Parents of fallen Louisiana National Guardsmen presented a statue of appreciation to a state senator who had shepherded legislation that would provide death benefits for 32 families.
Judy Barnett, of Baker, said the statue of a soldier hugging Jesus was to remember the work state Sen. Robert Adley, R-Benton, did over the past few years in getting the legislation approved.
Gov. Bobby Jindal on Tuesday vetoed Senate Bill 1, which was sponsored by Adley, a frequent critic of the governor’s.
The same day Jindal signed House Bill 143, which had the same language but was sponsored by state Rep. Nick Lorusso, R-New Orleans, who supports the governor more often than Adley.
“We weren’t aware of Mr. Lorusso’s involvement until late,” said Barnett, of Gold Star Families of Louisiana, adding the award was not meant to diminish Lorusso’s work but to remember the many hours Adley put in on getting the legislation passed.
Though not a formally organized association, Gold Star Families of Louisiana is a group of parents whose children have been killed while serving in the military, Barnett said.
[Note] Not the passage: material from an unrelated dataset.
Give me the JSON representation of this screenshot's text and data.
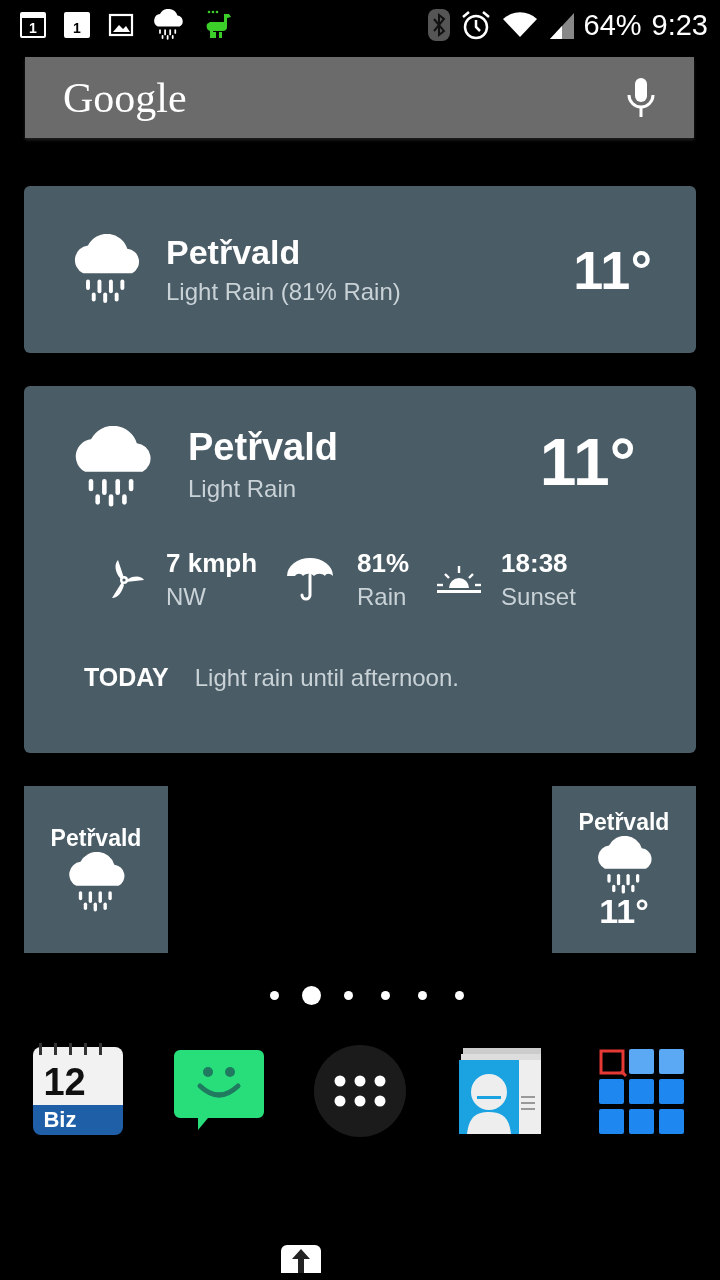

Barnett’s son, 1st Lt. Christopher Barnett, was killed when a roadside bomb exploded while his unit was patrolling the streets of Baghdad on Dec. 23, 2004, she said.
“Sen. Adley has worked with us since 2009 on this bill,” Barnett said with tears welling in her eyes. Legislative efforts to provide death benefits were defeated during previous sessions but passed overwhelmingly this year.
Adley said, “If it hadn’t been for these Gold Star moms, and their involvement, this bill wouldn’t have passed.”
Both Adley’s Senate Bill 1 and Lorusso’s House Bill 143 sought to correct a mistake that the Legislature made in 2007 when it created benefits for members of the Louisiana National Guard killed or permanently disabled in the wake of the Sept. 11, 2001, terrorist attacks.
The 2007 bill had omitted soldiers killed or injured between Sept. 11, 2001, and July 6, 2007. That amounted to about 32 families, Adley said.
HB143, now Act 406, pays $250,000 for deaths and $100,000 for permanent disabilities.
Adley said it did not matter whose bill was ultimately signed. “It appears to be a personal thing for Jindal,” Adley said.
The legislation focuses on Louisiana National Guardsmen because it is clear that state government is responsible for them, Adley said.
But now that bill has passed, Adley said he is looking next at legislation that would provide additional benefits for Louisiana servicemen in regular military units.